Work instructions
Among the lines of the records, please find those that contain the word "woman" and copy them.

Records for this task
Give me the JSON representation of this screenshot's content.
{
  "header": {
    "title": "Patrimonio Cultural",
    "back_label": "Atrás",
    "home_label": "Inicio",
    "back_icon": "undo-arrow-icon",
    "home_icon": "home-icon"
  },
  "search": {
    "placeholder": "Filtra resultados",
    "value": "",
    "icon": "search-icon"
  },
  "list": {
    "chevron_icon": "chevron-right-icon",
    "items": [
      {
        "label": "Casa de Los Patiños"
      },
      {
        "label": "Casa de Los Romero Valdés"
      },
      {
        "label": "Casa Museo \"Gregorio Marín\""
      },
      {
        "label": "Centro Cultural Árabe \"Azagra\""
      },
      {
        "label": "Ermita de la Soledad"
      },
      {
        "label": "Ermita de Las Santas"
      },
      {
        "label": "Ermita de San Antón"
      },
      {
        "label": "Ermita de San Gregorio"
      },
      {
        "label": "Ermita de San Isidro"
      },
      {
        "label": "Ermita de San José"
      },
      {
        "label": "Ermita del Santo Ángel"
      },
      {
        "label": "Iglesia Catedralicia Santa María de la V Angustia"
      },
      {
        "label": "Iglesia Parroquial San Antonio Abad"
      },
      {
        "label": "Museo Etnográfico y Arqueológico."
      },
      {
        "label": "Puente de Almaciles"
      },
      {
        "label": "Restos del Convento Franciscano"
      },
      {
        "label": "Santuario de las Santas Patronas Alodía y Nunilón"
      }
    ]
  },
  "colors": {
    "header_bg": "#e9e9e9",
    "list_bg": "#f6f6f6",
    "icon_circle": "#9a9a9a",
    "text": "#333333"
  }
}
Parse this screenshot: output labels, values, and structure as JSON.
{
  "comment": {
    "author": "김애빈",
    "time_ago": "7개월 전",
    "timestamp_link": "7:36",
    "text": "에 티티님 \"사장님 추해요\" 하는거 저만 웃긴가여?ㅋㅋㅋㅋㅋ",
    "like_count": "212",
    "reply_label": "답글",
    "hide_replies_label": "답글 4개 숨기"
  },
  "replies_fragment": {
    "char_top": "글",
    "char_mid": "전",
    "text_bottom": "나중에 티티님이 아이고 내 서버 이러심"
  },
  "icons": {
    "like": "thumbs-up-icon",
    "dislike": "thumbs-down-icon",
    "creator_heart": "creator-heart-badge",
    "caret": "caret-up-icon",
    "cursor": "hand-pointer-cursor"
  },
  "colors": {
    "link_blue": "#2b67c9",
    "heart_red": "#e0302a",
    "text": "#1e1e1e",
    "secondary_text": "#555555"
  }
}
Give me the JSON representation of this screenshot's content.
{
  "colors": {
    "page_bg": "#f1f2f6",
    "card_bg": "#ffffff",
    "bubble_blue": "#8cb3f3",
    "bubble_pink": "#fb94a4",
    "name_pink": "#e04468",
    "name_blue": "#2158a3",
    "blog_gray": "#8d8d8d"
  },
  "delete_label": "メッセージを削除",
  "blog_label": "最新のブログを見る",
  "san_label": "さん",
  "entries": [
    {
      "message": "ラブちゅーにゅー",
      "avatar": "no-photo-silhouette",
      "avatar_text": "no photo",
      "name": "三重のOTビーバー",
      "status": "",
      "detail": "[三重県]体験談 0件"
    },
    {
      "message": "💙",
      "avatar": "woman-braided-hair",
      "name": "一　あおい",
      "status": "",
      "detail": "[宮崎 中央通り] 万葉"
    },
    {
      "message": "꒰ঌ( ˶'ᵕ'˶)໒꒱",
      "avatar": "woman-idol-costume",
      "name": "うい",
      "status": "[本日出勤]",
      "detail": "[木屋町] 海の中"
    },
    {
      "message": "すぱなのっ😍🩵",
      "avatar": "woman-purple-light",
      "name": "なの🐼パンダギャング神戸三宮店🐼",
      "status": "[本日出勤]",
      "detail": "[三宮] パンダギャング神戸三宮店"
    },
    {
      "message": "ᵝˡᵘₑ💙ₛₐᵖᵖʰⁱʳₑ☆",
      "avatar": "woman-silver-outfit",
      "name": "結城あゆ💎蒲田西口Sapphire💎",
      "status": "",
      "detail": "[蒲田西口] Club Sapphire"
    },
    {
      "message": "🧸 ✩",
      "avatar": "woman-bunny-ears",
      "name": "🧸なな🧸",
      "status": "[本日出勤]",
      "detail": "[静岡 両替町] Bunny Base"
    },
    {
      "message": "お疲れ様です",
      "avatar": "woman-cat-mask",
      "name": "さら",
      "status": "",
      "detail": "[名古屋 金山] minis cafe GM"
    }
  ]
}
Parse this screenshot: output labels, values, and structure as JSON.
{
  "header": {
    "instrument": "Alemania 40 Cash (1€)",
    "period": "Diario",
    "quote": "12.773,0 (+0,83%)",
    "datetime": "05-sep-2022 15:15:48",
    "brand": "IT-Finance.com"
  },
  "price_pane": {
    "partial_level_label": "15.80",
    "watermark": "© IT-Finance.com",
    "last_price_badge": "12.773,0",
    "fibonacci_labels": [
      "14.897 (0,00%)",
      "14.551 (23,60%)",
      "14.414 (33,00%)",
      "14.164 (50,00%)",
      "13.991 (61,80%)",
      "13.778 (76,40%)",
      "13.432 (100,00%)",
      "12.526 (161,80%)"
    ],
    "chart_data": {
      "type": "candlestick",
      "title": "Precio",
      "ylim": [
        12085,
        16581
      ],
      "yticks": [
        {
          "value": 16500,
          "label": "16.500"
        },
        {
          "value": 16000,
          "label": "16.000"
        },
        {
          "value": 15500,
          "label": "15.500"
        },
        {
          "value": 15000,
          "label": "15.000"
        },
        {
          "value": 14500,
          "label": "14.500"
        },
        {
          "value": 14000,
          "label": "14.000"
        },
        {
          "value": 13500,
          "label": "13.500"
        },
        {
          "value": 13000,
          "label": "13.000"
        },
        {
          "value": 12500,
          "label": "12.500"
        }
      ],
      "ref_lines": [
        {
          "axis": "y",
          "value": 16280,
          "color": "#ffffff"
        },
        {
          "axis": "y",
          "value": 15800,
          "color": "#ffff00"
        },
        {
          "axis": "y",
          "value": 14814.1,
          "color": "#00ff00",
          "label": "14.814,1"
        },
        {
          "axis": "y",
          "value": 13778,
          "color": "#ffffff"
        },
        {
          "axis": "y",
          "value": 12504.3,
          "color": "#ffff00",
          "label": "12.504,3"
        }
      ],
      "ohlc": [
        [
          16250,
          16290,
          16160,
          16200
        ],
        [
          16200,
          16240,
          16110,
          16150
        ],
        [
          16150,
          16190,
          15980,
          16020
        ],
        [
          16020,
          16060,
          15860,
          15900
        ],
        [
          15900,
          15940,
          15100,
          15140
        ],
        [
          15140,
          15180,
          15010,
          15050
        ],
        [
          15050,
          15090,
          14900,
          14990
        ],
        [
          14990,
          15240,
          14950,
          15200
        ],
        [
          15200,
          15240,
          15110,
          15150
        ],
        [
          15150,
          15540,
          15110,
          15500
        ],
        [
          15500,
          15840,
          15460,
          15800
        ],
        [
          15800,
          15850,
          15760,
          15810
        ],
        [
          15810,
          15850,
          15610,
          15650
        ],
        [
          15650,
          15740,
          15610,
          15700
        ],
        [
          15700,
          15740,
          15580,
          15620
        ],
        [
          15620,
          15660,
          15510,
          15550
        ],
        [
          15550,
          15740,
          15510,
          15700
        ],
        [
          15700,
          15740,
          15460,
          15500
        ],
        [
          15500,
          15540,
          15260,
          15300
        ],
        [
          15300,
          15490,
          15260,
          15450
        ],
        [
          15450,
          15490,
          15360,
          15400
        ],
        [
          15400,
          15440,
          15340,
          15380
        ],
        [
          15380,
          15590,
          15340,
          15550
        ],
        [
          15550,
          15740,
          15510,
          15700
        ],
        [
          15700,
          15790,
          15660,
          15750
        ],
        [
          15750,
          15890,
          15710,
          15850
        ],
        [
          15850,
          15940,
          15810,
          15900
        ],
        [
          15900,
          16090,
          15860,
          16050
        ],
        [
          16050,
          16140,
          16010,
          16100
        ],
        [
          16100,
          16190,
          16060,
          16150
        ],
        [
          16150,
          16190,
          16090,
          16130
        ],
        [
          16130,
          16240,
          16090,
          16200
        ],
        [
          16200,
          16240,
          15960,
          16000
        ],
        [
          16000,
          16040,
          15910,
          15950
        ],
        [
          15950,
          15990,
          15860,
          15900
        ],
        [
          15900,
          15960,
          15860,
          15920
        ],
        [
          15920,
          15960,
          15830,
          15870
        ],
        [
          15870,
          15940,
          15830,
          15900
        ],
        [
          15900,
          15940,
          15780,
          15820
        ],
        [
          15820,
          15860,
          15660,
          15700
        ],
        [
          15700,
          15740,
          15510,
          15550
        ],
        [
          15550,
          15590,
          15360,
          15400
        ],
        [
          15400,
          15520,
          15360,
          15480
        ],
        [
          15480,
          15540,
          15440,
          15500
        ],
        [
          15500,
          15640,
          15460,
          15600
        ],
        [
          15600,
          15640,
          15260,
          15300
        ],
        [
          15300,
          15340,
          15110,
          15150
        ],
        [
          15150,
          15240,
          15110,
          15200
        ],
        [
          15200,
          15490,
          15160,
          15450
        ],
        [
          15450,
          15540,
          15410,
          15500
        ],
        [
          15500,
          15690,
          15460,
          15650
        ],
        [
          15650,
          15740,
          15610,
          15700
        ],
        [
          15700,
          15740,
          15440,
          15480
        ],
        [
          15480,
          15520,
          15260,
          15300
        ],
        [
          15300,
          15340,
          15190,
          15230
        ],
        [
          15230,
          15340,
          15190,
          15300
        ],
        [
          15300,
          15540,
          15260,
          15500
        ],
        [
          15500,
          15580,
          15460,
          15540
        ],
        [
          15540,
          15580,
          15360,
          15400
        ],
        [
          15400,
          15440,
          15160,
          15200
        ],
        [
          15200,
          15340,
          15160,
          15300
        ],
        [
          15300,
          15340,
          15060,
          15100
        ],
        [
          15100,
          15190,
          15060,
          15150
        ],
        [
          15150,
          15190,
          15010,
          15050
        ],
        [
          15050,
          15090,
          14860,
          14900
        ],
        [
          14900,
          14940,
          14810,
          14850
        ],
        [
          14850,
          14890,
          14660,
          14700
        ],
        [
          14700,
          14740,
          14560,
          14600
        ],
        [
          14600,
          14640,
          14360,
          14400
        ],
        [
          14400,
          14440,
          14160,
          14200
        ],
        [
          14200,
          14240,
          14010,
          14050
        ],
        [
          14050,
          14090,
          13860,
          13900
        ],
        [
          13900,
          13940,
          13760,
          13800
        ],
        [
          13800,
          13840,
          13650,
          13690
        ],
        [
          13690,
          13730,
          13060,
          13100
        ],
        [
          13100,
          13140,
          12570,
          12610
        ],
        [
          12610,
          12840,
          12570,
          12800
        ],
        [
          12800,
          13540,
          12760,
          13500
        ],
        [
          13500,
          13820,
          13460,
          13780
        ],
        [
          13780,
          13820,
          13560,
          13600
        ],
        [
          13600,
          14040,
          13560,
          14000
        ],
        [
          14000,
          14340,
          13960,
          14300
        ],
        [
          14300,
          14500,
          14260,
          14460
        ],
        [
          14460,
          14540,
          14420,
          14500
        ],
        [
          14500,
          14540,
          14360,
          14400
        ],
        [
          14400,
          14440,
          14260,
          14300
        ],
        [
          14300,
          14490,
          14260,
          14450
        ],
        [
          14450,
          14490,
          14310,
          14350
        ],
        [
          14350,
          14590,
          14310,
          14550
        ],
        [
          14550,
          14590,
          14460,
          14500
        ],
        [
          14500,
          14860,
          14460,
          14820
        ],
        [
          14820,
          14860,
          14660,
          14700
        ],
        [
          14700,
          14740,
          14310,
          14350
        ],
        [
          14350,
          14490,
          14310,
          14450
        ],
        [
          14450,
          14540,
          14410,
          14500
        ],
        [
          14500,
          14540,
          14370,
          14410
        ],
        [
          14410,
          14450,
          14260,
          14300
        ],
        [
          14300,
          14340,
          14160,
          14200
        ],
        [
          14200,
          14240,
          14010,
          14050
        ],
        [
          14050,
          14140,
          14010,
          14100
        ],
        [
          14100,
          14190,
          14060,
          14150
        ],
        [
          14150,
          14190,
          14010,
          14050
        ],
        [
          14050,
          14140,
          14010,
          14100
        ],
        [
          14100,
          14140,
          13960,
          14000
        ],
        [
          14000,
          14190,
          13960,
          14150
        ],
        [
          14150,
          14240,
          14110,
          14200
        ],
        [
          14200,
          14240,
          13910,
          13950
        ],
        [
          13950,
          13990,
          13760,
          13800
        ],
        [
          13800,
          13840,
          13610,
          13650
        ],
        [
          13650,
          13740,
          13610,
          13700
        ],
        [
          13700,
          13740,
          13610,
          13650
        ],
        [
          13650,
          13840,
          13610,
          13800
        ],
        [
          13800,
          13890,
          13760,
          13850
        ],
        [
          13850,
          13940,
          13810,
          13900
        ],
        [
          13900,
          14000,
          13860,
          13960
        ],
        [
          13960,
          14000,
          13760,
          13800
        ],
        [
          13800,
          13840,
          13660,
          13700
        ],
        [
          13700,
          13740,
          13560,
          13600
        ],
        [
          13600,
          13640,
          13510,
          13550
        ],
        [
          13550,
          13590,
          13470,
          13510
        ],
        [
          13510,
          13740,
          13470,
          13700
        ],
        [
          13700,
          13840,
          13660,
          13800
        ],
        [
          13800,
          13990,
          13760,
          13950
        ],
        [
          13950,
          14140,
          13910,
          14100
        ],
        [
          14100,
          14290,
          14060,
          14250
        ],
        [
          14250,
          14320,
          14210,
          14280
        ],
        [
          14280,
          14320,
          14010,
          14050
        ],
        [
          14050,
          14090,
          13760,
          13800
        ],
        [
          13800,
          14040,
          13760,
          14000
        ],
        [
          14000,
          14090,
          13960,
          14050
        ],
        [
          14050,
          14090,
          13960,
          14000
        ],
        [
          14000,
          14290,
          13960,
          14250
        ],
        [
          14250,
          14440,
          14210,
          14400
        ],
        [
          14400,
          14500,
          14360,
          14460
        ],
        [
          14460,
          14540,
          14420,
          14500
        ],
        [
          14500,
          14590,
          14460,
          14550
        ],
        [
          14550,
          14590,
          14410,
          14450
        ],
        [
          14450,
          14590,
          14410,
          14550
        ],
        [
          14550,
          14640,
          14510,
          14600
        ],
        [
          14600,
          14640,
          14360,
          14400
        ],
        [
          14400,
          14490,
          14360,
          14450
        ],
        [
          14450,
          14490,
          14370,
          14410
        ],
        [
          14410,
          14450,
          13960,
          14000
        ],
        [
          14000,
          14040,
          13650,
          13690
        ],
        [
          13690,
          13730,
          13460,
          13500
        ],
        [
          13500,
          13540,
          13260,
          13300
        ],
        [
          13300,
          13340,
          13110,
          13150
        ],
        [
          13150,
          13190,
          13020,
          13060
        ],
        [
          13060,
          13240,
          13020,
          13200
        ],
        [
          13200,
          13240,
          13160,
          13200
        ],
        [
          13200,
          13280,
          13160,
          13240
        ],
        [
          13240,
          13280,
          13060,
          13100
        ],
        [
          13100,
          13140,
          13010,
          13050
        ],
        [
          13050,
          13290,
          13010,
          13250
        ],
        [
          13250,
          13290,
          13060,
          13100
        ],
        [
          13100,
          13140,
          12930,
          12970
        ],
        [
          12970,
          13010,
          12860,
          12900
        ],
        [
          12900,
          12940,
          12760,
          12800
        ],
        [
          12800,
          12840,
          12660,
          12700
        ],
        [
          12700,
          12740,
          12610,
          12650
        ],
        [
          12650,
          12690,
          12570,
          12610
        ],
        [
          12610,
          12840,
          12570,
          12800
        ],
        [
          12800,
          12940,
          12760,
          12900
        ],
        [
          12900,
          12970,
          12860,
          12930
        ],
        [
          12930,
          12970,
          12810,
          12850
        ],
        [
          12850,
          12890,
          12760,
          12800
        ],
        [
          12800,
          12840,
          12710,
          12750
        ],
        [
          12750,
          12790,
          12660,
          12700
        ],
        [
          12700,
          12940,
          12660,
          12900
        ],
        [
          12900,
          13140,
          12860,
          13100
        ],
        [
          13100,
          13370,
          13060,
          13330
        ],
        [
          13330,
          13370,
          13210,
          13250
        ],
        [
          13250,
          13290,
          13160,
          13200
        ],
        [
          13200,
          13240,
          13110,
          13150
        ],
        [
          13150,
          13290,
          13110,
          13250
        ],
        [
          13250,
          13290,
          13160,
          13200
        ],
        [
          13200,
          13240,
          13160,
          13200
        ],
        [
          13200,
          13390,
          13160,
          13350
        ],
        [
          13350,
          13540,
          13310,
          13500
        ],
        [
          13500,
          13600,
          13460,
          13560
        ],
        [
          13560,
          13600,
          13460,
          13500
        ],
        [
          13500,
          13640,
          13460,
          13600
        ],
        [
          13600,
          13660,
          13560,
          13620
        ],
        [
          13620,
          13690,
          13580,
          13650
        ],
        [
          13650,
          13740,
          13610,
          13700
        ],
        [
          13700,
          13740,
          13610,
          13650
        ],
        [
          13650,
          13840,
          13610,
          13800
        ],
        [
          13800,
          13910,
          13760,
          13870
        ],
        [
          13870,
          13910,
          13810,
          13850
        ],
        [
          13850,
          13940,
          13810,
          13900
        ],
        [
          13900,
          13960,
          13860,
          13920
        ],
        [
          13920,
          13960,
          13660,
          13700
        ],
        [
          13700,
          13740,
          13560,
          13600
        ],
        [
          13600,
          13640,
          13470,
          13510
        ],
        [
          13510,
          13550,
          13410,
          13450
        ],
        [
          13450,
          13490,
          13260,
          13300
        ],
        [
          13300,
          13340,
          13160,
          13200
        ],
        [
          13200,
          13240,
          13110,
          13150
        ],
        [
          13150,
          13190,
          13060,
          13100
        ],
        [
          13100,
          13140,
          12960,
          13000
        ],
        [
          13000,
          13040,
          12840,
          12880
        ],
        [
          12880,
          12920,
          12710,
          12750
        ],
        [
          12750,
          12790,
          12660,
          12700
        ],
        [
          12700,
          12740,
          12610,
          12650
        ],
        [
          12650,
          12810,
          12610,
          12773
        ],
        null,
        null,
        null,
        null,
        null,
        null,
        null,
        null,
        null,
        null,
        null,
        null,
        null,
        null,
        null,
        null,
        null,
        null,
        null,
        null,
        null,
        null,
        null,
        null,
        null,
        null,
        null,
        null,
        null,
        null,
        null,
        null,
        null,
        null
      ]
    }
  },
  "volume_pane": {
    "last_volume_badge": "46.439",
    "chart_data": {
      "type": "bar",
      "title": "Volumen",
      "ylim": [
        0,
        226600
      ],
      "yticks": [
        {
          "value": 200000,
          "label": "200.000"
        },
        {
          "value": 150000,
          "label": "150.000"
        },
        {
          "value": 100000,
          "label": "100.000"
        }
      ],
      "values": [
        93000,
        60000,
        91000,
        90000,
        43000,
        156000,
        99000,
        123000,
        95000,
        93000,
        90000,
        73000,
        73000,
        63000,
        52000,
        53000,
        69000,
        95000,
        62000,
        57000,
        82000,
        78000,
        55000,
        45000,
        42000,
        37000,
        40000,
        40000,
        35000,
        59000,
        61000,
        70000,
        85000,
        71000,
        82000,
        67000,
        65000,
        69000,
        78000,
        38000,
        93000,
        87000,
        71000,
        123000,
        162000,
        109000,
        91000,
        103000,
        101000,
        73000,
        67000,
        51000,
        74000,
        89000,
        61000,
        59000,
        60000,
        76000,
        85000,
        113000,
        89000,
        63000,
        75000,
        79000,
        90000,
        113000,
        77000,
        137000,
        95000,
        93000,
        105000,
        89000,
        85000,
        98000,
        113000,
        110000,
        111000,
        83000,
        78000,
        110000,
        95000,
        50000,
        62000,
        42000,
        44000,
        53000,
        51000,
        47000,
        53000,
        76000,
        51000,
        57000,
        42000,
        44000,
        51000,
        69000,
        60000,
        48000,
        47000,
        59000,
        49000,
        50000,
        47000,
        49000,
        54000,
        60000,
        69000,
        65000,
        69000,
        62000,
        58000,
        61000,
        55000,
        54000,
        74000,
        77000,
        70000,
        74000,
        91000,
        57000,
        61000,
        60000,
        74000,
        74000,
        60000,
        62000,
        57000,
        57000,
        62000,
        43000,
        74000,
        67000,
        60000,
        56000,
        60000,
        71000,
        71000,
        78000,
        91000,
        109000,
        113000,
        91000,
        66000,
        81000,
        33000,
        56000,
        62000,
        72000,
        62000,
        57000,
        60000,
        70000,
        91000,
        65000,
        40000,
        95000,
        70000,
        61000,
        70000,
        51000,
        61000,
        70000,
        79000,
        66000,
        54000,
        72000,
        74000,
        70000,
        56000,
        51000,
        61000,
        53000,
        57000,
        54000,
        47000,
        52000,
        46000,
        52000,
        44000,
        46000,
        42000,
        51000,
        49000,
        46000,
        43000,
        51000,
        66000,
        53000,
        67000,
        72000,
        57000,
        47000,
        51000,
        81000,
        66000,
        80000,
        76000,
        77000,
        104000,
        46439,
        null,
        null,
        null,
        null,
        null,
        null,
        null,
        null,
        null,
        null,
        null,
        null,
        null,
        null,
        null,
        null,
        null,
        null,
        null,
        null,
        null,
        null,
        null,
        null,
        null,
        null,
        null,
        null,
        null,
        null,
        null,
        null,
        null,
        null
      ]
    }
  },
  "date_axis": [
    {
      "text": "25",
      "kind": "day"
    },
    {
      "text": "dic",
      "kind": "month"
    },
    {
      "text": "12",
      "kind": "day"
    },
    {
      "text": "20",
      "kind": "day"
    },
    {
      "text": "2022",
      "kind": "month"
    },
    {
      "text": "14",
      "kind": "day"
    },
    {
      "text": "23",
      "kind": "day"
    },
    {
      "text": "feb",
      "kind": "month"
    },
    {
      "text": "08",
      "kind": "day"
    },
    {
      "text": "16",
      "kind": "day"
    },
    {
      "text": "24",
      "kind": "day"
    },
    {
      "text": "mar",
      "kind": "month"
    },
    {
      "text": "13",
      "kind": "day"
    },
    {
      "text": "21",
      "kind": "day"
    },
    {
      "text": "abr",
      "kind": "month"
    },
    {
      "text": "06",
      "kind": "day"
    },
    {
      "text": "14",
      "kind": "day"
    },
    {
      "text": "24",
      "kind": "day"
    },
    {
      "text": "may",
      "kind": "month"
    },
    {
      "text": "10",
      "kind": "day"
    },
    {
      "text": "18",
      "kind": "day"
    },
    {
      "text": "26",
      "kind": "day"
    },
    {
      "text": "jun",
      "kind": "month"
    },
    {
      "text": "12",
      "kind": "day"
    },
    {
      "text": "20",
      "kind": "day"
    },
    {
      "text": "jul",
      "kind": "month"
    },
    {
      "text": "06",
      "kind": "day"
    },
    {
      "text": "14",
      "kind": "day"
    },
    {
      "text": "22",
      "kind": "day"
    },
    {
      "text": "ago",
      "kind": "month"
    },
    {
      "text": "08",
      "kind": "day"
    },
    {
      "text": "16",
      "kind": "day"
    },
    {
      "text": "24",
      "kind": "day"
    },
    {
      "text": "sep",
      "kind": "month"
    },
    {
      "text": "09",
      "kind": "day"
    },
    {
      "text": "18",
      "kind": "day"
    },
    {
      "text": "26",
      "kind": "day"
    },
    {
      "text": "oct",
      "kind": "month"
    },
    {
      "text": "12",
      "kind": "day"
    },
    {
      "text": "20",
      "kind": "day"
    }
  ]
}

Result of the task
      "avatar": "woman-braided-hair",
      "avatar": "woman-idol-costume",
      "avatar": "woman-purple-light",
      "avatar": "woman-silver-outfit",
      "avatar": "woman-bunny-ears",
      "avatar": "woman-cat-mask",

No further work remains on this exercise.